(Task description): Each and every line below goes into your answer unchanged, but leave out the images.

Given information START

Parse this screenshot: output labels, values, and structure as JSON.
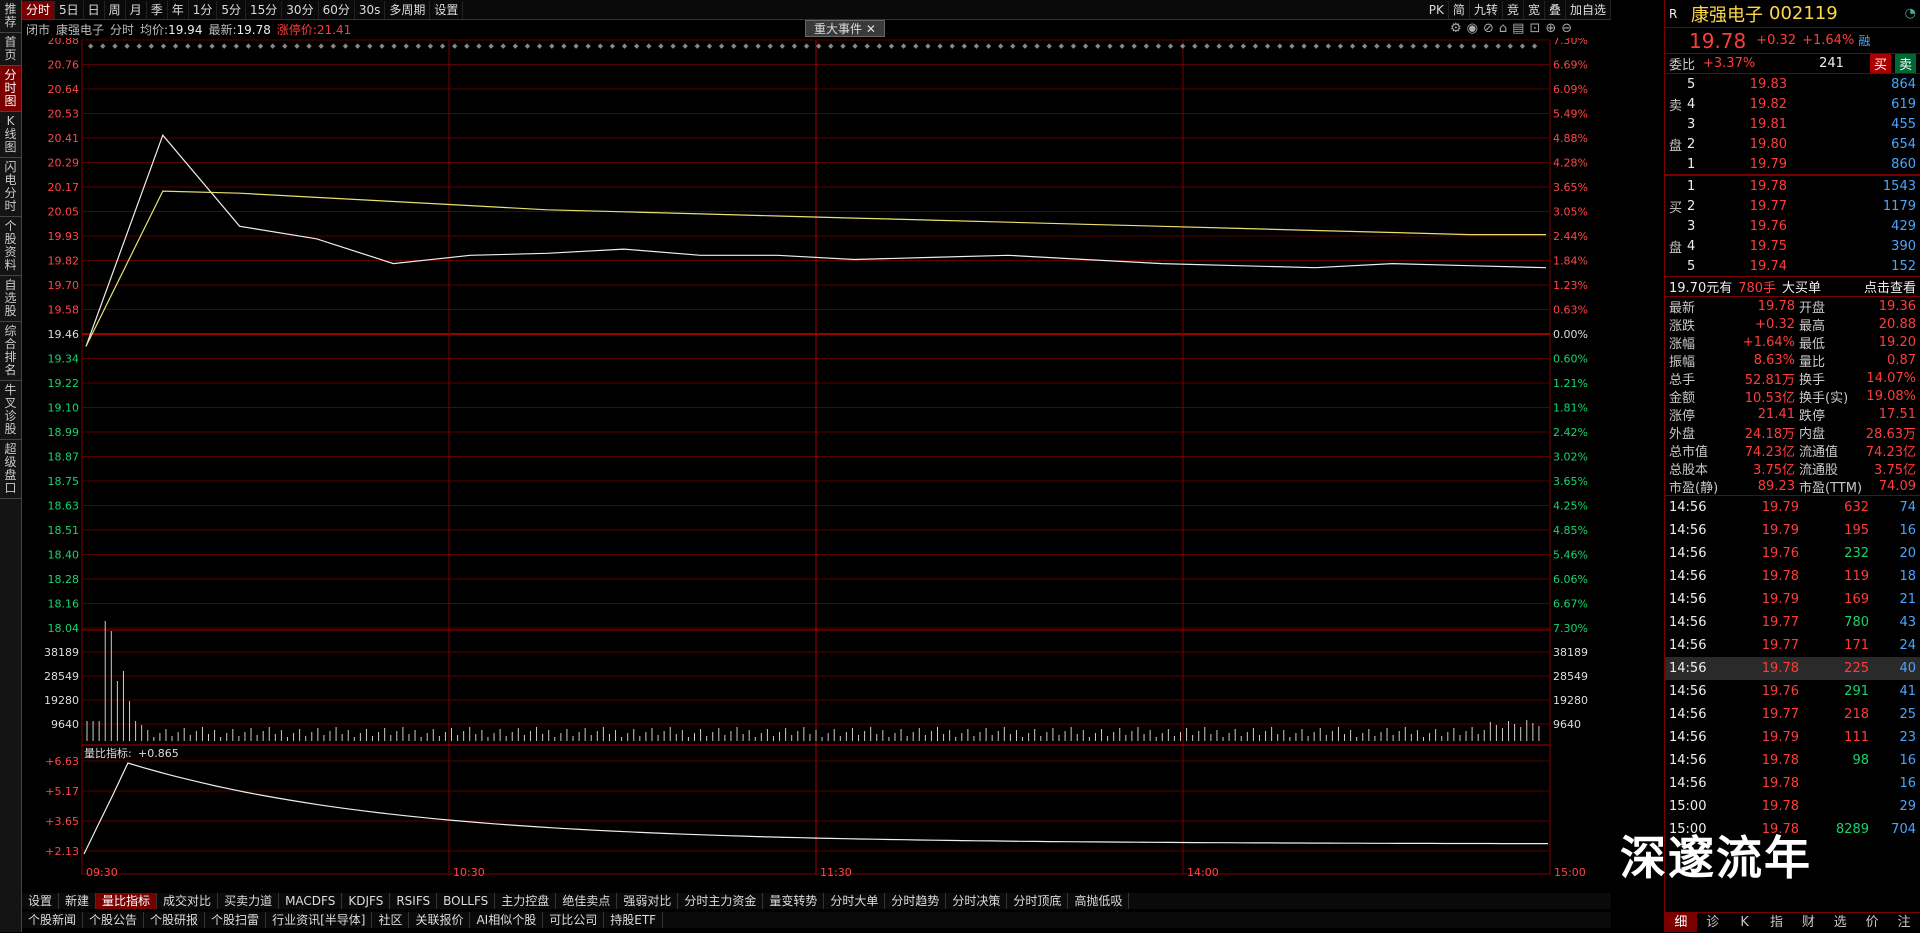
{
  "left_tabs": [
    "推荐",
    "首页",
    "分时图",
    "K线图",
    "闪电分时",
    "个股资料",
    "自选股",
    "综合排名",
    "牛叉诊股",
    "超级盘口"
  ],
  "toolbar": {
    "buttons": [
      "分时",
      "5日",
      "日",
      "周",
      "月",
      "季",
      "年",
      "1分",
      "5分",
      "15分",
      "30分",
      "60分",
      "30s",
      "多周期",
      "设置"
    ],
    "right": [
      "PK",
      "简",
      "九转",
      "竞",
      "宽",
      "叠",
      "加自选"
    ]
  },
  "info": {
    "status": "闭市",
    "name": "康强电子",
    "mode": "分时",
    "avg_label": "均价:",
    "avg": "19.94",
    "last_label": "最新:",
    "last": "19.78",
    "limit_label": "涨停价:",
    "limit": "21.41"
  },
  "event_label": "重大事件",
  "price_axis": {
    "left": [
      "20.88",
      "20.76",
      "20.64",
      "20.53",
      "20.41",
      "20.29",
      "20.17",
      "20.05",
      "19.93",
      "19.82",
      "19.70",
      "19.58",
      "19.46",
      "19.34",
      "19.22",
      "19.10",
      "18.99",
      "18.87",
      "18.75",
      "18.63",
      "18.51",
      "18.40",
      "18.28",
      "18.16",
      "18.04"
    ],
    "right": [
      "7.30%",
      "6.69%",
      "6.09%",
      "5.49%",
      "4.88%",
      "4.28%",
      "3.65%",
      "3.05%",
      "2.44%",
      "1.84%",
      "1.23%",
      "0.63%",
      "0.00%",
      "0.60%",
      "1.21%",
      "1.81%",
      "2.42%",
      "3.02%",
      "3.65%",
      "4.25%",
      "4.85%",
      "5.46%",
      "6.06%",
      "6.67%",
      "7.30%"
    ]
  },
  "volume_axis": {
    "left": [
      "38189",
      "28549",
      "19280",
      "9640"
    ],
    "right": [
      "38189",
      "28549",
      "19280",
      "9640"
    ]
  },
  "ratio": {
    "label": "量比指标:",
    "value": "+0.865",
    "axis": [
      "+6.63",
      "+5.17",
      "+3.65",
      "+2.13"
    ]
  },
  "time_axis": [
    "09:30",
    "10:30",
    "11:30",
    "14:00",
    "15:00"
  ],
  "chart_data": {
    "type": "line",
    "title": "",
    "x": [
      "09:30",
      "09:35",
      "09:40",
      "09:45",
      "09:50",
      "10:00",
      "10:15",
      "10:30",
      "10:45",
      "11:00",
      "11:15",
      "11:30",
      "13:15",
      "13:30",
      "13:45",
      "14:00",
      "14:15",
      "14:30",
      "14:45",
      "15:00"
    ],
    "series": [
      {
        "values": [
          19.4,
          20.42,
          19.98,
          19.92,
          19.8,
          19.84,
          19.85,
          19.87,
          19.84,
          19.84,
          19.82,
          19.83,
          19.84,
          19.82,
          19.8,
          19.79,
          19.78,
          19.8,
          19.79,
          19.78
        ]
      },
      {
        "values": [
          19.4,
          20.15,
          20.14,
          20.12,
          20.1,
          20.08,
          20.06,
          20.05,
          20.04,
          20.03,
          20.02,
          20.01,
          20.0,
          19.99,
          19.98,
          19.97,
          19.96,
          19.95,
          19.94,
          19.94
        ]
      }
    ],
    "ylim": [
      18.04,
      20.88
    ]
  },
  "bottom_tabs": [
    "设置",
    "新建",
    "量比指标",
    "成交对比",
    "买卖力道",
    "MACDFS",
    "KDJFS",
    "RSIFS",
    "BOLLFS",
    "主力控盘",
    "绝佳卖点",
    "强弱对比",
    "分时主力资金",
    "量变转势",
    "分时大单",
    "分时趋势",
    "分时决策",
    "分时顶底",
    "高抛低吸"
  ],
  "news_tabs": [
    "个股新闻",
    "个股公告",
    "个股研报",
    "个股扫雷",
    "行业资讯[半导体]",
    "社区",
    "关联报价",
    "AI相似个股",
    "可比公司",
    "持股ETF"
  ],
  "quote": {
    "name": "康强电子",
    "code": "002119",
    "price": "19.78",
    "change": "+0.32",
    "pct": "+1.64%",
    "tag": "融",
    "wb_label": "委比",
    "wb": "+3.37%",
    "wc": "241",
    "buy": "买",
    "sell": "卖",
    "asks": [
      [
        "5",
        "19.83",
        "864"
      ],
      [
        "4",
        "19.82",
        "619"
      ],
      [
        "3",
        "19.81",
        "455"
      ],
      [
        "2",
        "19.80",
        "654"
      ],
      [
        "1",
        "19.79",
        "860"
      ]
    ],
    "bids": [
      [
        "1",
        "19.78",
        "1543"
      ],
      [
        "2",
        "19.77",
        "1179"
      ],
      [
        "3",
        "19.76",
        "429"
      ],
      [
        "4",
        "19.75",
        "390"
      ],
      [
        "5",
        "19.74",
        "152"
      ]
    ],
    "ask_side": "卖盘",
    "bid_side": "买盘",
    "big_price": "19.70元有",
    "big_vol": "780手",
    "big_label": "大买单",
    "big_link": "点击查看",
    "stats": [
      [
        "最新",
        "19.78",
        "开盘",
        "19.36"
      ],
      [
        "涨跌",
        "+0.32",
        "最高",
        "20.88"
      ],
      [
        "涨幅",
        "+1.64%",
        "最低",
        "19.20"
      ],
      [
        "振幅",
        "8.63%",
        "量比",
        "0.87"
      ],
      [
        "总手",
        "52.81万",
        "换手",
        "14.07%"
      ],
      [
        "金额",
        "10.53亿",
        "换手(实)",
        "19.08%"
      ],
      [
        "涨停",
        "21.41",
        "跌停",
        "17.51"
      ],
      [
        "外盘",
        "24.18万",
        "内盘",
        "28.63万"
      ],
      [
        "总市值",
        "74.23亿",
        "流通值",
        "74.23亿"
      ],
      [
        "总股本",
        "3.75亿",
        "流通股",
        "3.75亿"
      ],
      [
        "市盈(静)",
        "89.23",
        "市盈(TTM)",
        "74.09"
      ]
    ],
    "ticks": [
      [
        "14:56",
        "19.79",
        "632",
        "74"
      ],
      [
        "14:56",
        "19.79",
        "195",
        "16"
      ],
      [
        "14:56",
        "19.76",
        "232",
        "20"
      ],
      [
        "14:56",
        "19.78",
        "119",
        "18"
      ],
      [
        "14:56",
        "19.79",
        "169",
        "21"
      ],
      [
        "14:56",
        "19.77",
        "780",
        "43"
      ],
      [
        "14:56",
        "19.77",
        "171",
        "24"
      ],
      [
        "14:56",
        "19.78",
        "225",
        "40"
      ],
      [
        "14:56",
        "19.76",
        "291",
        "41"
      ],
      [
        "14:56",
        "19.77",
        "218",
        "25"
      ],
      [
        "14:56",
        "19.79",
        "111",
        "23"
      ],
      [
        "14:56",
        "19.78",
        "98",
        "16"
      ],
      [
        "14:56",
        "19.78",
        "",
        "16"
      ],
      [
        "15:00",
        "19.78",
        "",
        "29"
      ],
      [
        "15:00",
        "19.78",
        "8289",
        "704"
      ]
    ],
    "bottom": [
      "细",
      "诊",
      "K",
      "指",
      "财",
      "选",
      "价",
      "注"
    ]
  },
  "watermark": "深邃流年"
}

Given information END

(Written answer):
Parse this screenshot: output labels, values, and structure as JSON.
{
  "left_tabs": [
    "推荐",
    "首页",
    "分时图",
    "K线图",
    "闪电分时",
    "个股资料",
    "自选股",
    "综合排名",
    "牛叉诊股",
    "超级盘口"
  ],
  "toolbar": {
    "buttons": [
      "分时",
      "5日",
      "日",
      "周",
      "月",
      "季",
      "年",
      "1分",
      "5分",
      "15分",
      "30分",
      "60分",
      "30s",
      "多周期",
      "设置"
    ],
    "right": [
      "PK",
      "简",
      "九转",
      "竞",
      "宽",
      "叠",
      "加自选"
    ]
  },
  "info": {
    "status": "闭市",
    "name": "康强电子",
    "mode": "分时",
    "avg_label": "均价:",
    "avg": "19.94",
    "last_label": "最新:",
    "last": "19.78",
    "limit_label": "涨停价:",
    "limit": "21.41"
  },
  "event_label": "重大事件",
  "price_axis": {
    "left": [
      "20.88",
      "20.76",
      "20.64",
      "20.53",
      "20.41",
      "20.29",
      "20.17",
      "20.05",
      "19.93",
      "19.82",
      "19.70",
      "19.58",
      "19.46",
      "19.34",
      "19.22",
      "19.10",
      "18.99",
      "18.87",
      "18.75",
      "18.63",
      "18.51",
      "18.40",
      "18.28",
      "18.16",
      "18.04"
    ],
    "right": [
      "7.30%",
      "6.69%",
      "6.09%",
      "5.49%",
      "4.88%",
      "4.28%",
      "3.65%",
      "3.05%",
      "2.44%",
      "1.84%",
      "1.23%",
      "0.63%",
      "0.00%",
      "0.60%",
      "1.21%",
      "1.81%",
      "2.42%",
      "3.02%",
      "3.65%",
      "4.25%",
      "4.85%",
      "5.46%",
      "6.06%",
      "6.67%",
      "7.30%"
    ]
  },
  "volume_axis": {
    "left": [
      "38189",
      "28549",
      "19280",
      "9640"
    ],
    "right": [
      "38189",
      "28549",
      "19280",
      "9640"
    ]
  },
  "ratio": {
    "label": "量比指标:",
    "value": "+0.865",
    "axis": [
      "+6.63",
      "+5.17",
      "+3.65",
      "+2.13"
    ]
  },
  "time_axis": [
    "09:30",
    "10:30",
    "11:30",
    "14:00",
    "15:00"
  ],
  "chart_data": {
    "type": "line",
    "title": "",
    "x": [
      "09:30",
      "09:35",
      "09:40",
      "09:45",
      "09:50",
      "10:00",
      "10:15",
      "10:30",
      "10:45",
      "11:00",
      "11:15",
      "11:30",
      "13:15",
      "13:30",
      "13:45",
      "14:00",
      "14:15",
      "14:30",
      "14:45",
      "15:00"
    ],
    "series": [
      {
        "values": [
          19.4,
          20.42,
          19.98,
          19.92,
          19.8,
          19.84,
          19.85,
          19.87,
          19.84,
          19.84,
          19.82,
          19.83,
          19.84,
          19.82,
          19.8,
          19.79,
          19.78,
          19.8,
          19.79,
          19.78
        ]
      },
      {
        "values": [
          19.4,
          20.15,
          20.14,
          20.12,
          20.1,
          20.08,
          20.06,
          20.05,
          20.04,
          20.03,
          20.02,
          20.01,
          20.0,
          19.99,
          19.98,
          19.97,
          19.96,
          19.95,
          19.94,
          19.94
        ]
      }
    ],
    "ylim": [
      18.04,
      20.88
    ]
  },
  "bottom_tabs": [
    "设置",
    "新建",
    "量比指标",
    "成交对比",
    "买卖力道",
    "MACDFS",
    "KDJFS",
    "RSIFS",
    "BOLLFS",
    "主力控盘",
    "绝佳卖点",
    "强弱对比",
    "分时主力资金",
    "量变转势",
    "分时大单",
    "分时趋势",
    "分时决策",
    "分时顶底",
    "高抛低吸"
  ],
  "news_tabs": [
    "个股新闻",
    "个股公告",
    "个股研报",
    "个股扫雷",
    "行业资讯[半导体]",
    "社区",
    "关联报价",
    "AI相似个股",
    "可比公司",
    "持股ETF"
  ],
  "quote": {
    "name": "康强电子",
    "code": "002119",
    "price": "19.78",
    "change": "+0.32",
    "pct": "+1.64%",
    "tag": "融",
    "wb_label": "委比",
    "wb": "+3.37%",
    "wc": "241",
    "buy": "买",
    "sell": "卖",
    "asks": [
      [
        "5",
        "19.83",
        "864"
      ],
      [
        "4",
        "19.82",
        "619"
      ],
      [
        "3",
        "19.81",
        "455"
      ],
      [
        "2",
        "19.80",
        "654"
      ],
      [
        "1",
        "19.79",
        "860"
      ]
    ],
    "bids": [
      [
        "1",
        "19.78",
        "1543"
      ],
      [
        "2",
        "19.77",
        "1179"
      ],
      [
        "3",
        "19.76",
        "429"
      ],
      [
        "4",
        "19.75",
        "390"
      ],
      [
        "5",
        "19.74",
        "152"
      ]
    ],
    "ask_side": "卖盘",
    "bid_side": "买盘",
    "big_price": "19.70元有",
    "big_vol": "780手",
    "big_label": "大买单",
    "big_link": "点击查看",
    "stats": [
      [
        "最新",
        "19.78",
        "开盘",
        "19.36"
      ],
      [
        "涨跌",
        "+0.32",
        "最高",
        "20.88"
      ],
      [
        "涨幅",
        "+1.64%",
        "最低",
        "19.20"
      ],
      [
        "振幅",
        "8.63%",
        "量比",
        "0.87"
      ],
      [
        "总手",
        "52.81万",
        "换手",
        "14.07%"
      ],
      [
        "金额",
        "10.53亿",
        "换手(实)",
        "19.08%"
      ],
      [
        "涨停",
        "21.41",
        "跌停",
        "17.51"
      ],
      [
        "外盘",
        "24.18万",
        "内盘",
        "28.63万"
      ],
      [
        "总市值",
        "74.23亿",
        "流通值",
        "74.23亿"
      ],
      [
        "总股本",
        "3.75亿",
        "流通股",
        "3.75亿"
      ],
      [
        "市盈(静)",
        "89.23",
        "市盈(TTM)",
        "74.09"
      ]
    ],
    "ticks": [
      [
        "14:56",
        "19.79",
        "632",
        "74"
      ],
      [
        "14:56",
        "19.79",
        "195",
        "16"
      ],
      [
        "14:56",
        "19.76",
        "232",
        "20"
      ],
      [
        "14:56",
        "19.78",
        "119",
        "18"
      ],
      [
        "14:56",
        "19.79",
        "169",
        "21"
      ],
      [
        "14:56",
        "19.77",
        "780",
        "43"
      ],
      [
        "14:56",
        "19.77",
        "171",
        "24"
      ],
      [
        "14:56",
        "19.78",
        "225",
        "40"
      ],
      [
        "14:56",
        "19.76",
        "291",
        "41"
      ],
      [
        "14:56",
        "19.77",
        "218",
        "25"
      ],
      [
        "14:56",
        "19.79",
        "111",
        "23"
      ],
      [
        "14:56",
        "19.78",
        "98",
        "16"
      ],
      [
        "14:56",
        "19.78",
        "",
        "16"
      ],
      [
        "15:00",
        "19.78",
        "",
        "29"
      ],
      [
        "15:00",
        "19.78",
        "8289",
        "704"
      ]
    ],
    "bottom": [
      "细",
      "诊",
      "K",
      "指",
      "财",
      "选",
      "价",
      "注"
    ]
  },
  "watermark": "深邃流年"
}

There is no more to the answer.